Merrillville remains office hub
Many of the Twin Towers' tenants landed in nearby offices in Merrillville, some within walking distance of their old home, said David Lasser, president of Merrillville-based commercial real estate firm Commercial In-Sites.
Tenants have largely relocated to the 8001 Broadway office building, 8585 Broadway office tower, Ross Commons, Park Tower and Purdue Research Park of Northwest Indiana, all in Merrillville. Even with the loss of the Twin Towers, it remains Northwest Indiana's "downtown office district," Lasser said.
"It's the location, where it's at the middle of two counties," he said. "From Chicago's perspective, it's the southeast suburbs. But it's the downtown of Northwest Indiana. A lot of people commute to Merrillville, including from Portage, Valpo and Chesterton."
One of the Twin Towers' largest tenants, Fifth Third Bank, however, is not staying in Merrillville. It dispersed operations to branches across Northwest Indiana, especially at its four-story office building at 56 Washington St. in downtown Valparaiso.
Though Northwest Indiana's office market is tight, it was able to absorb the Twin Towers tenants partly because White Lodging wound down the building over a period of time, not renewing leases for at least a year before announcing the closure, Lasser said.
It also lost one of the largest tenants in 2016 when Brown Mackie College closed along with so many other for-profit institutions after an Obama-era crackdown. The college for nontraditional students occupied 26,000 square feet, more than a 10th of the rentable space.
Loss of visitors
Closure of the Star Plaza Theatre has meant the loss of many visitors, as it once drew from around the Chicago area and beyond, though it no longer hosted the 185-plus shows a year as it did in its heyday of the 1980s and 1990s, said Speros Batistatos, president and CEO of the South Shore Convention and Visitors Authority.
The greatest loss to local tourism was the Radisson at Star Plaza conference center, which brought in thousands of visitors annually, Batistatos said.
"The market has adjusted to the loss of that 350-room hotel running at roughly 62 percent or 63 percent occupancy, or 200 rooms a night," he said. "That's at least 200 visitors a night, if not more, who were buying three meals a day, shopping and spending at other properties."
Visitors instead are staying at other hotels across the Region, including Merrillville, Munster, Hammond or the Tri-Town area, depending on where they have a loyalty program card, Batistatos said. But lucrative business travel has dried up.
"Without a conference center, we're losing all the spending from the meeting attendees who are normally traveling with a company credit card," he said.

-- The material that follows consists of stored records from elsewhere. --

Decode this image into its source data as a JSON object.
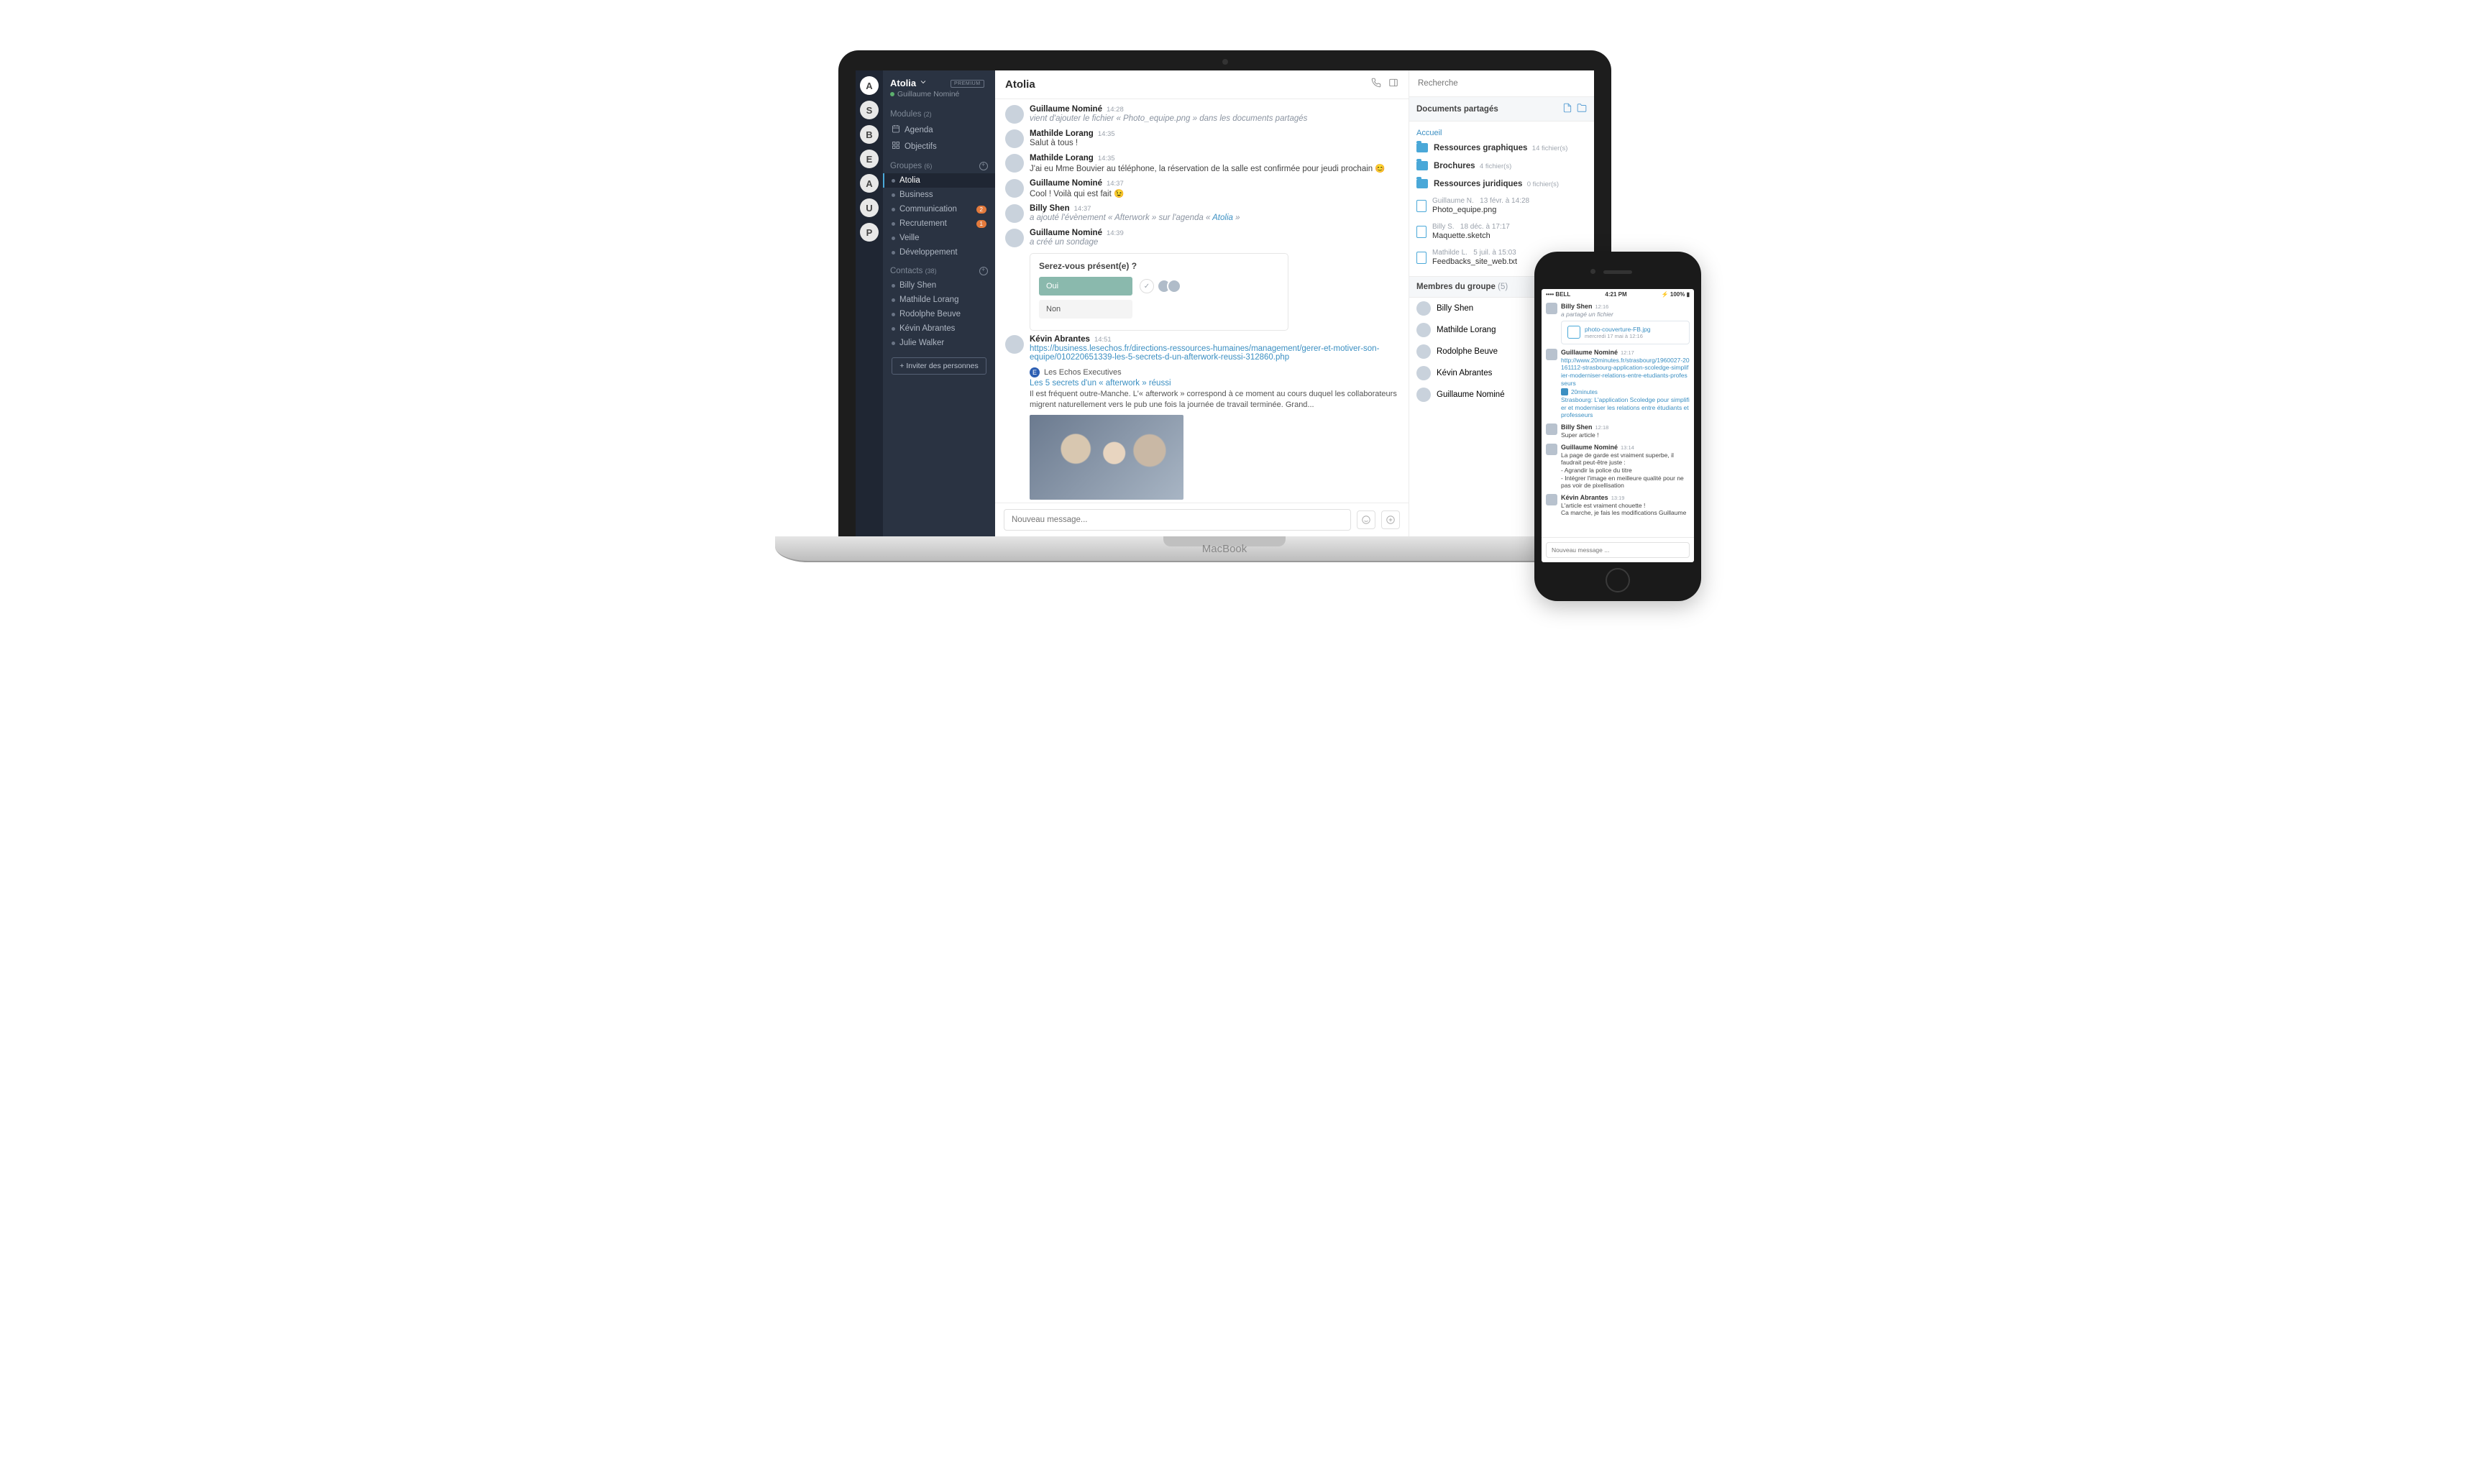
{
  "macbook_brand": "MacBook",
  "rail": {
    "letters": [
      "A",
      "S",
      "B",
      "E",
      "A",
      "U",
      "P"
    ]
  },
  "sidebar": {
    "team": "Atolia",
    "user": "Guillaume Nominé",
    "premium": "PREMIUM",
    "modules_label": "Modules",
    "modules_count": "(2)",
    "modules": [
      {
        "label": "Agenda"
      },
      {
        "label": "Objectifs"
      }
    ],
    "groups_label": "Groupes",
    "groups_count": "(6)",
    "groups": [
      {
        "label": "Atolia",
        "active": true
      },
      {
        "label": "Business"
      },
      {
        "label": "Communication",
        "badge": "2"
      },
      {
        "label": "Recrutement",
        "badge": "1"
      },
      {
        "label": "Veille"
      },
      {
        "label": "Développement"
      }
    ],
    "contacts_label": "Contacts",
    "contacts_count": "(38)",
    "contacts": [
      {
        "label": "Billy Shen"
      },
      {
        "label": "Mathilde Lorang"
      },
      {
        "label": "Rodolphe Beuve"
      },
      {
        "label": "Kévin Abrantes"
      },
      {
        "label": "Julie Walker"
      }
    ],
    "invite": "+ Inviter des personnes"
  },
  "chat": {
    "title": "Atolia",
    "messages": [
      {
        "author": "Guillaume Nominé",
        "time": "14:28",
        "system": "vient d'ajouter le fichier « Photo_equipe.png » dans les documents partagés"
      },
      {
        "author": "Mathilde Lorang",
        "time": "14:35",
        "text": "Salut à tous !"
      },
      {
        "author": "Mathilde Lorang",
        "time": "14:35",
        "text": "J'ai eu Mme Bouvier au téléphone, la réservation de la salle est confirmée pour jeudi prochain 😊"
      },
      {
        "author": "Guillaume Nominé",
        "time": "14:37",
        "text": "Cool ! Voilà qui est fait 😉"
      },
      {
        "author": "Billy Shen",
        "time": "14:37",
        "system_prefix": "a ajouté l'évènement « Afterwork » sur l'agenda «",
        "system_link": "Atolia",
        "system_suffix": " »"
      },
      {
        "author": "Guillaume Nominé",
        "time": "14:39",
        "system": "a créé un sondage"
      }
    ],
    "poll": {
      "question": "Serez-vous présent(e) ?",
      "options": [
        {
          "label": "Oui",
          "selected": true
        },
        {
          "label": "Non",
          "selected": false
        }
      ]
    },
    "link_msg": {
      "author": "Kévin Abrantes",
      "time": "14:51",
      "url": "https://business.lesechos.fr/directions-ressources-humaines/management/gerer-et-motiver-son-equipe/010220651339-les-5-secrets-d-un-afterwork-reussi-312860.php",
      "source": "Les Echos Executives",
      "title": "Les 5 secrets d'un « afterwork » réussi",
      "desc": "Il est fréquent outre-Manche. L'« afterwork » correspond à ce moment au cours duquel les collaborateurs migrent naturellement vers le pub une fois la journée de travail terminée. Grand..."
    },
    "composer_placeholder": "Nouveau message..."
  },
  "rpanel": {
    "search_placeholder": "Recherche",
    "docs_title": "Documents partagés",
    "breadcrumb": "Accueil",
    "folders": [
      {
        "name": "Ressources graphiques",
        "meta": "14 fichier(s)"
      },
      {
        "name": "Brochures",
        "meta": "4 fichier(s)"
      },
      {
        "name": "Ressources juridiques",
        "meta": "0 fichier(s)"
      }
    ],
    "files": [
      {
        "owner": "Guillaume N.",
        "date": "13 févr. à 14:28",
        "name": "Photo_equipe.png"
      },
      {
        "owner": "Billy S.",
        "date": "18 déc. à 17:17",
        "name": "Maquette.sketch"
      },
      {
        "owner": "Mathilde L.",
        "date": "5 juil. à 15:03",
        "name": "Feedbacks_site_web.txt"
      }
    ],
    "members_title": "Membres du groupe",
    "members_count": "(5)",
    "members": [
      "Billy Shen",
      "Mathilde Lorang",
      "Rodolphe Beuve",
      "Kévin Abrantes",
      "Guillaume Nominé"
    ]
  },
  "iphone": {
    "status": {
      "carrier": "•••• BELL",
      "time": "4:21 PM",
      "battery": "100%"
    },
    "messages": [
      {
        "author": "Billy Shen",
        "time": "12:16",
        "system": "a partagé un fichier",
        "file": {
          "name": "photo-couverture-FB.jpg",
          "date": "mercredi 17 mai à 12:16"
        }
      },
      {
        "author": "Guillaume Nominé",
        "time": "12:17",
        "url": "http://www.20minutes.fr/strasbourg/1960027-20161112-strasbourg-application-scoledge-simplifier-moderniser-relations-entre-etudiants-professeurs",
        "source": "20minutes",
        "link_title": "Strasbourg: L'application Scoledge pour simplifier et moderniser les relations entre étudiants et professeurs"
      },
      {
        "author": "Billy Shen",
        "time": "12:18",
        "text": "Super article !"
      },
      {
        "author": "Guillaume Nominé",
        "time": "13:14",
        "text": "La page de garde est vraiment superbe, il faudrait peut-être juste :\n- Agrandir la police du titre\n- Intégrer l'image en meilleure qualité pour ne pas voir de pixellisation"
      },
      {
        "author": "Kévin Abrantes",
        "time": "13:19",
        "text": "L'article est vraiment chouette !\nCa marche, je fais les modifications Guillaume"
      }
    ],
    "composer_placeholder": "Nouveau message ..."
  }
}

"They were going to Gamba Ristorante, Gino's Steakhouse and Asparagus. We've backfilled that with a lot of youth sports, but they're going to Outback or Culver's, or loading their refrigerators. We lost the high-spending corporate business, which is why we're working with the Regional Development Authority to try to bring a convention center."
Batistatos fears restaurants may close in the area if the conference business doesn't return soon, pointing to vacancies like the old Outback Steakhouse building across the street in Merrillville.
"I look around and see five or six empty restaurant pads in the area," he said. "That's what happens when you have less corporate travel."
Venues like Avalon Manor, Halls of St. George and Patrician Banquets have picked up much of the catering business that the Radisson at Star Plaza once had, but the loss of 11,000 room-nights from conferences has affected restaurants and a number of suppliers such as of food, liquor, flowers and linens.
"We're all in on sports, leisure and SMERF — or, Social, Military, Educational, Religious and Fraternal visitors — but we're not even pursuing those conferences and meetings," Batistatos said.
"Planners have so many options where they can book an event with an attached hotel. They're not going to organize something at the Halls of St. George when the hotel is 4, 5 miles away, when they could go to Fort Wayne or South Bend."